On the cover of the brochure is a photo of a pristine, aquamarine lagoon. Walden studies it for a few seconds. "Unreal," he says. "This totally looks like the beach in my anesthesia dream."
"This time you don't have to dream it," beams Iris. "You can see it for real."
"Did I ever tell you about that dream?" Walden asks Tiare.
"I don't think so," Tiare says as she traces his scar with her pinky.
"When he was in surgery," says Ethel wistfully, "he dreamt that he was swimming with a mermaid who had seaweed for hair."
"That's so cool," says Tiare.
Walden gives Iris a bear hug. "Thank you," he says. "It's an awesome birthday present."
Iris knows her theory-modification experiment is working because she can feel herself unfolding. When she first met Ethel and Walden, she was a baby koru: pale green and snugly coiled. Before that day, she believed that a person's essence couldn't change. But when she looked into the tears of her twin soul, it had given her hope. The heart donor's koru was unfurled. He lived with outstretched fronds. He was identical in nature to her, yet had adapted differently.
Walden air-kisses everyone at the table to signal his return to the water. Iris and Ethel watch him from the picnic table.
"You never told me how it was that you learned to read film containers," Ethel says to Iris.
"I inherited the ability from my grandfather." Iris says. "I can control the focal length of my eyes. It's like having a built-in refraction kit."
Walden scans the horizon briefly, adjusts his cap and pumps his arms to find his rhythm. Tiare follows him into the water until she is waist deep and splashes him as he pushes off. "I'm going to hang here with Iris and your mom," she calls out. "Come back to Sans Souci when you're done." Within seconds he is high on amniotic dopamine. Eager wavelets lap at his ears and neck. He feels whole, as if his emptiness has been engulfed by the vastness of infinity.
Iris snaps a mental photograph for her "Moments of Life" scrapbook: Tiare standing at the edge of the ocean, looking forward to the rest of her life and waiting for Walden Chu.
Ethel watches Walden for a long time through her binoculars. "He's a good swimmer after all," she says quietly.
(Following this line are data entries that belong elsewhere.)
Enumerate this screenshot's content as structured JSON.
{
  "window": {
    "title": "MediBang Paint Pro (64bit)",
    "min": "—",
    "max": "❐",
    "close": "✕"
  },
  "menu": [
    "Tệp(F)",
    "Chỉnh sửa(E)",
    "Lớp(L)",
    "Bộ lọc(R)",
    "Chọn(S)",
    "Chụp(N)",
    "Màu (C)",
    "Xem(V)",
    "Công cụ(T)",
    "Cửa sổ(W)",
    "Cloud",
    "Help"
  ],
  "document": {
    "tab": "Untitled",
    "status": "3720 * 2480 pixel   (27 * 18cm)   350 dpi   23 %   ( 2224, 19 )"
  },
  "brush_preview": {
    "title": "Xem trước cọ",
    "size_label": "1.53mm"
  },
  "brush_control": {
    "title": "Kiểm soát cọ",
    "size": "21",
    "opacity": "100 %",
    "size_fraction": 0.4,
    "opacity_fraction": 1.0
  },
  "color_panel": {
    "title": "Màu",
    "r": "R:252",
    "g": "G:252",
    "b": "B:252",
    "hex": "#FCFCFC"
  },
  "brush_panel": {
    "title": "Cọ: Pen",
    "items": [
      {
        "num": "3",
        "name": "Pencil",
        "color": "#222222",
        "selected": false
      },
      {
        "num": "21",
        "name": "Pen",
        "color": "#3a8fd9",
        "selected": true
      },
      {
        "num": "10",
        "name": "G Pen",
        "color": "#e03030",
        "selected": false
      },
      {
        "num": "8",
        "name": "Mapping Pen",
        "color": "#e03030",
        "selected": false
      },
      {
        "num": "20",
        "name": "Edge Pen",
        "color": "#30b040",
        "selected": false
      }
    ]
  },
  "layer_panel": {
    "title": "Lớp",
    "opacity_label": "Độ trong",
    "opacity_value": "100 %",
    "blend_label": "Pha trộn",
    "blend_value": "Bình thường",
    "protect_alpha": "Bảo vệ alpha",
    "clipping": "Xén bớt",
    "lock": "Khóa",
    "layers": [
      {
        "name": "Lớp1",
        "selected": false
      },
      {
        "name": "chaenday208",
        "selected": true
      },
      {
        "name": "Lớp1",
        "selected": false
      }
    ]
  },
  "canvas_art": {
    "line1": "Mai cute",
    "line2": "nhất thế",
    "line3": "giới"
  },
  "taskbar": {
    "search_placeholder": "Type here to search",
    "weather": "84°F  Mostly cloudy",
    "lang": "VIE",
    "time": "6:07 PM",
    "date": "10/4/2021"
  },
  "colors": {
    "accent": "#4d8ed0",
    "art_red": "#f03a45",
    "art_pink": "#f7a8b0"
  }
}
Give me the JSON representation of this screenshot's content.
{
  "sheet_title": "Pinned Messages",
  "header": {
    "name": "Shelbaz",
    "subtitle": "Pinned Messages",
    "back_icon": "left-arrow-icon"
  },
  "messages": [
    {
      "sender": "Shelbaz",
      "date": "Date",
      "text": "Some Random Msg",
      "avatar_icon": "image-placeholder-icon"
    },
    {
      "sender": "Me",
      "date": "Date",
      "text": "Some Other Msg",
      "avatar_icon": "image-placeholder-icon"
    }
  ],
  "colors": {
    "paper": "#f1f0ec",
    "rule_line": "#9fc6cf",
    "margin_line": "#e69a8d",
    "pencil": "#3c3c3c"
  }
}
Iris nods. Above the sea breeze she hears the sound of a tiny gold safety pin unclasping and the flutter of a papio's fins keeping pace with an unfurled heart.
Do you like what you read? Subscribe to HONOLULU Magazine »